> Work item
All the entries need to be duplicated exactly, with the pictures omitted.

> Task material
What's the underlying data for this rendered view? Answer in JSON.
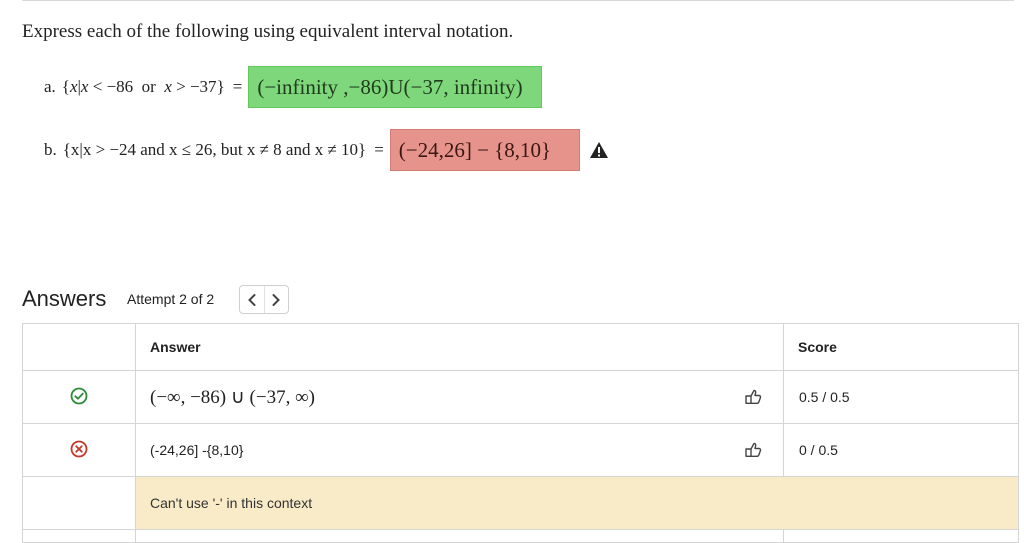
{
  "prompt": "Express each of the following using equivalent interval notation.",
  "problems": [
    {
      "label": "a.",
      "set_open": "{",
      "var": "x",
      "bar": "|",
      "var2": "x",
      "cond1_op": "<",
      "cond1_val": "−86",
      "joiner": "or",
      "var3": "x",
      "cond2_op": ">",
      "cond2_val": "−37",
      "set_close": "}",
      "equals": "=",
      "answer": "(−infinity ,−86)U(−37, infinity)",
      "status": "correct"
    },
    {
      "label": "b.",
      "text": "{x|x > −24 and x ≤ 26, but x ≠ 8 and x ≠ 10}",
      "equals": "=",
      "answer": "(−24,26] − {8,10}",
      "status": "incorrect"
    }
  ],
  "answers_section": {
    "title": "Answers",
    "attempt": "Attempt 2 of 2",
    "prev": "<",
    "next": ">",
    "headers": {
      "answer": "Answer",
      "score": "Score"
    },
    "rows": [
      {
        "status": "correct",
        "answer": "(−∞, −86) ∪ (−37, ∞)",
        "score": "0.5 / 0.5"
      },
      {
        "status": "incorrect",
        "answer": "(-24,26] -{8,10}",
        "score": "0 / 0.5"
      }
    ],
    "feedback": "Can't use '-' in this context"
  },
  "colors": {
    "correct_bg": "#7ed77a",
    "incorrect_bg": "#e6948b",
    "feedback_bg": "#faebc8",
    "correct_icon": "#2e8b3a",
    "incorrect_icon": "#c0392b"
  },
  "icons": {
    "correct": "check-circle-icon",
    "incorrect": "x-circle-icon",
    "warning": "warning-triangle-icon",
    "feedback": "feedback-hand-icon"
  }
}
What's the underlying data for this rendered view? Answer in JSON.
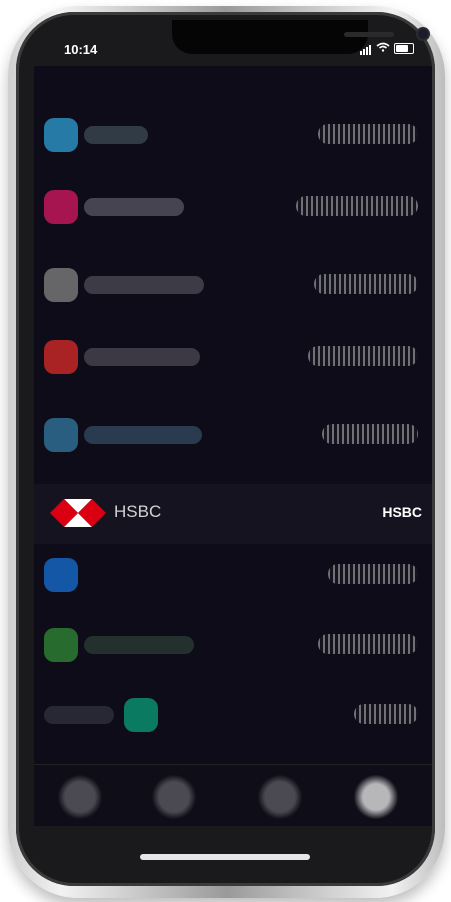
{
  "status_bar": {
    "time": "10:14"
  },
  "hsbc": {
    "logo_text": "HSBC",
    "right_label": "HSBC"
  },
  "colors": {
    "screen_bg": "#0d0c18",
    "hsbc_red": "#db0011",
    "row_accents": [
      "#2a8fbf",
      "#c2185b",
      "#777777",
      "#c62828",
      "#2f6d93",
      "#1565c0",
      "#2e7d32",
      "#0b8f6f"
    ]
  },
  "icons": {
    "signal": "signal-icon",
    "wifi": "wifi-icon",
    "battery": "battery-icon",
    "hsbc_logo": "hsbc-logo-icon"
  }
}
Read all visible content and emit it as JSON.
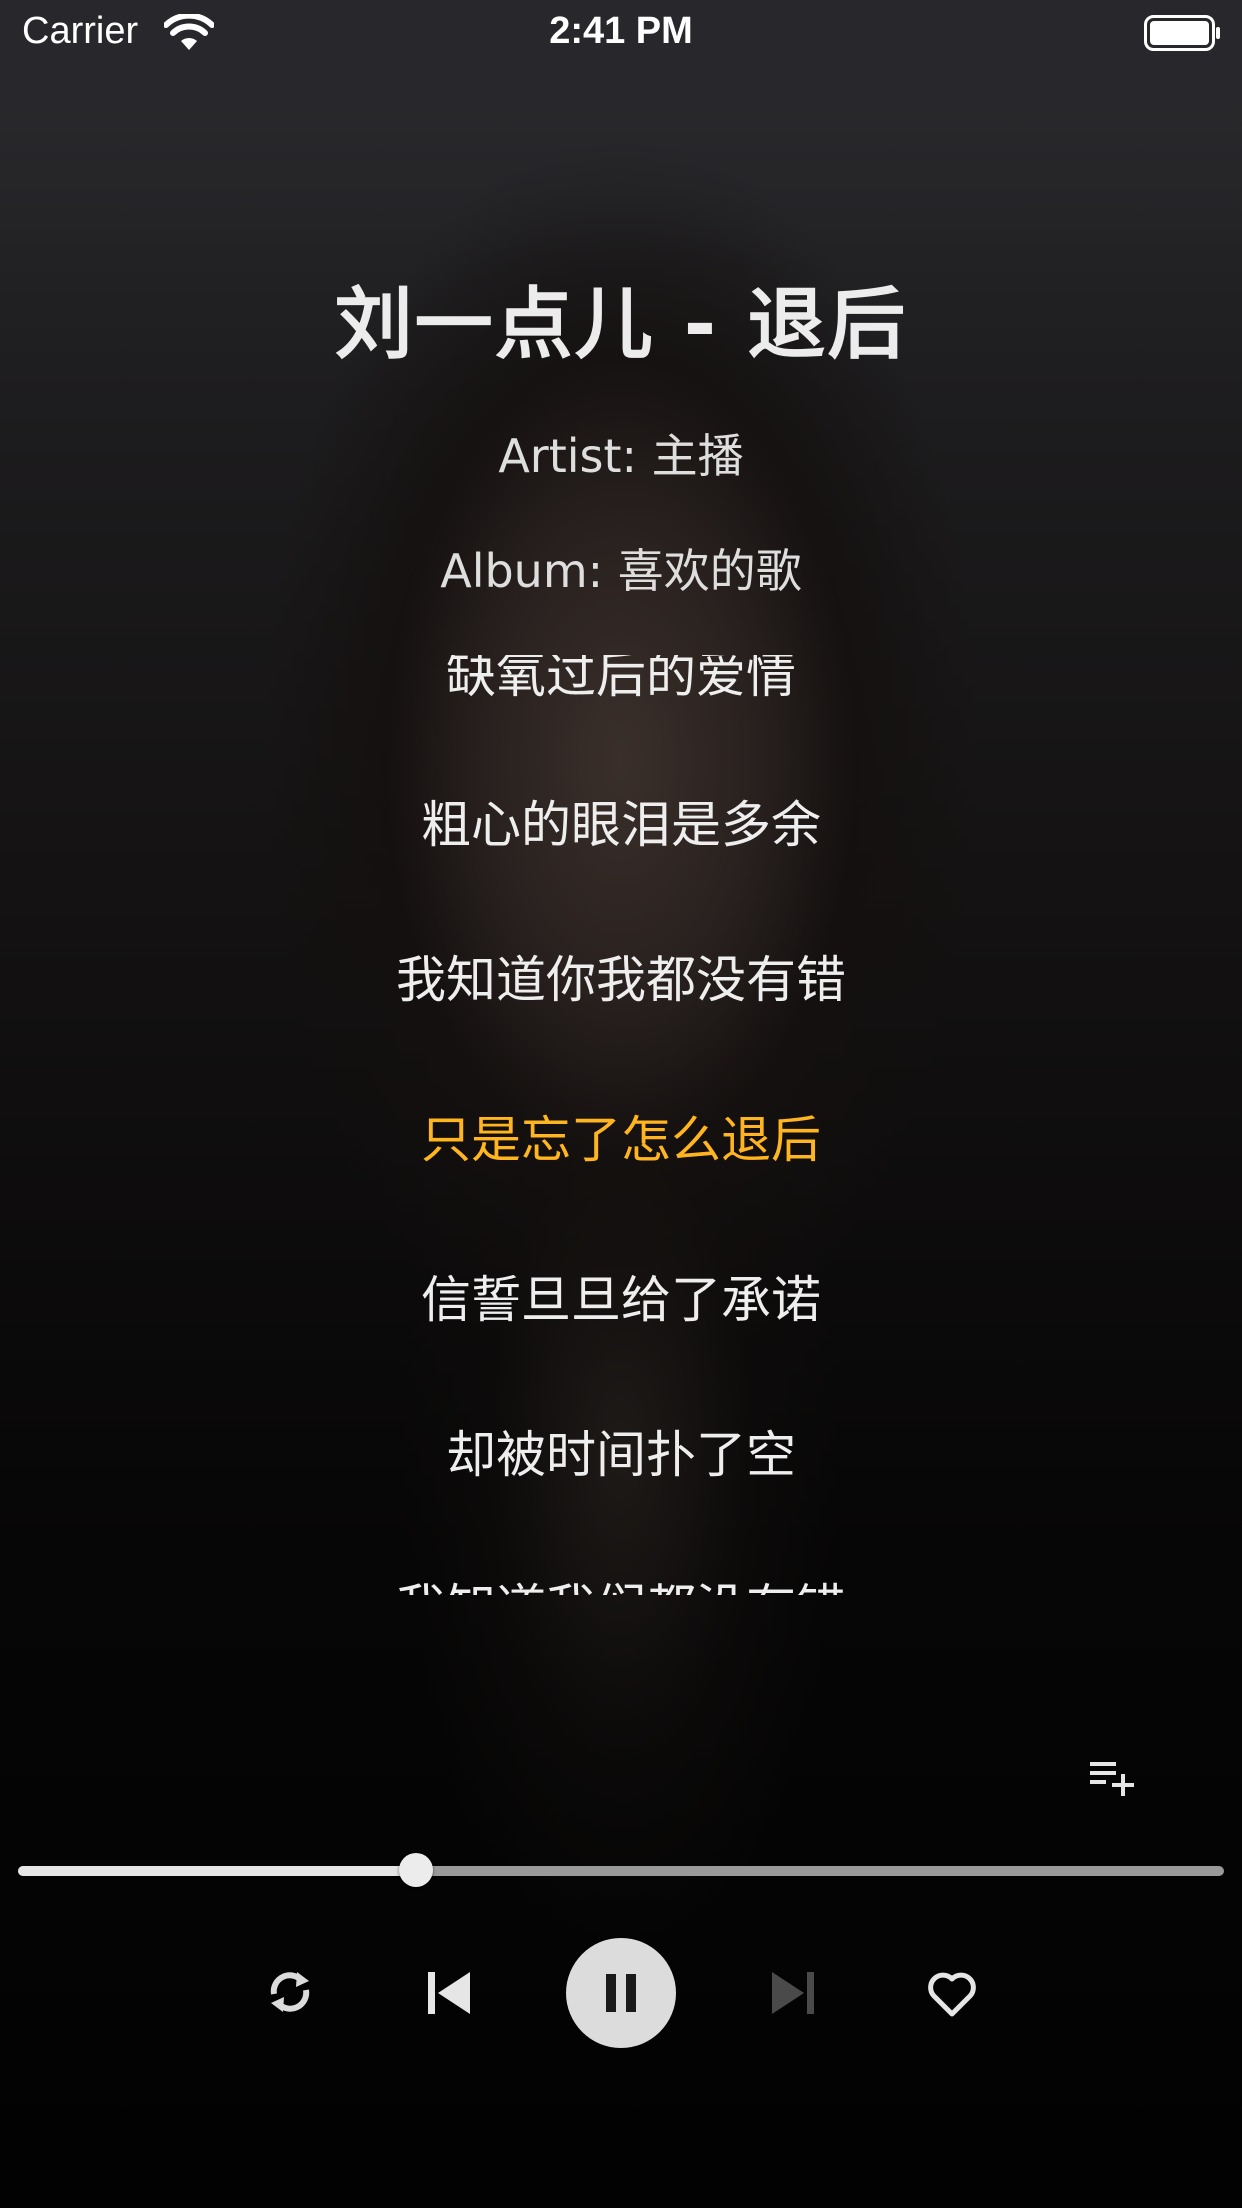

> Reply
What's the underlying data for this rendered view? Answer in JSON.
{
  "prompt": "Express each of the following using equivalent interval notation.",
  "problems": [
    {
      "label": "a.",
      "set_open": "{",
      "var": "x",
      "bar": "|",
      "var2": "x",
      "cond1_op": "<",
      "cond1_val": "−86",
      "joiner": "or",
      "var3": "x",
      "cond2_op": ">",
      "cond2_val": "−37",
      "set_close": "}",
      "equals": "=",
      "answer": "(−infinity ,−86)U(−37, infinity)",
      "status": "correct"
    },
    {
      "label": "b.",
      "text": "{x|x > −24 and x ≤ 26, but x ≠ 8 and x ≠ 10}",
      "equals": "=",
      "answer": "(−24,26] − {8,10}",
      "status": "incorrect"
    }
  ],
  "answers_section": {
    "title": "Answers",
    "attempt": "Attempt 2 of 2",
    "prev": "<",
    "next": ">",
    "headers": {
      "answer": "Answer",
      "score": "Score"
    },
    "rows": [
      {
        "status": "correct",
        "answer": "(−∞, −86) ∪ (−37, ∞)",
        "score": "0.5 / 0.5"
      },
      {
        "status": "incorrect",
        "answer": "(-24,26] -{8,10}",
        "score": "0 / 0.5"
      }
    ],
    "feedback": "Can't use '-' in this context"
  },
  "colors": {
    "correct_bg": "#7ed77a",
    "incorrect_bg": "#e6948b",
    "feedback_bg": "#faebc8",
    "correct_icon": "#2e8b3a",
    "incorrect_icon": "#c0392b"
  },
  "icons": {
    "correct": "check-circle-icon",
    "incorrect": "x-circle-icon",
    "warning": "warning-triangle-icon",
    "feedback": "feedback-hand-icon"
  }
}
What's the underlying data for this rendered view? Answer in JSON.
{
  "status_bar": {
    "time": "10:14"
  },
  "hsbc": {
    "logo_text": "HSBC",
    "right_label": "HSBC"
  },
  "colors": {
    "screen_bg": "#0d0c18",
    "hsbc_red": "#db0011",
    "row_accents": [
      "#2a8fbf",
      "#c2185b",
      "#777777",
      "#c62828",
      "#2f6d93",
      "#1565c0",
      "#2e7d32",
      "#0b8f6f"
    ]
  },
  "icons": {
    "signal": "signal-icon",
    "wifi": "wifi-icon",
    "battery": "battery-icon",
    "hsbc_logo": "hsbc-logo-icon"
  }
}
Read all visible content and emit it as JSON.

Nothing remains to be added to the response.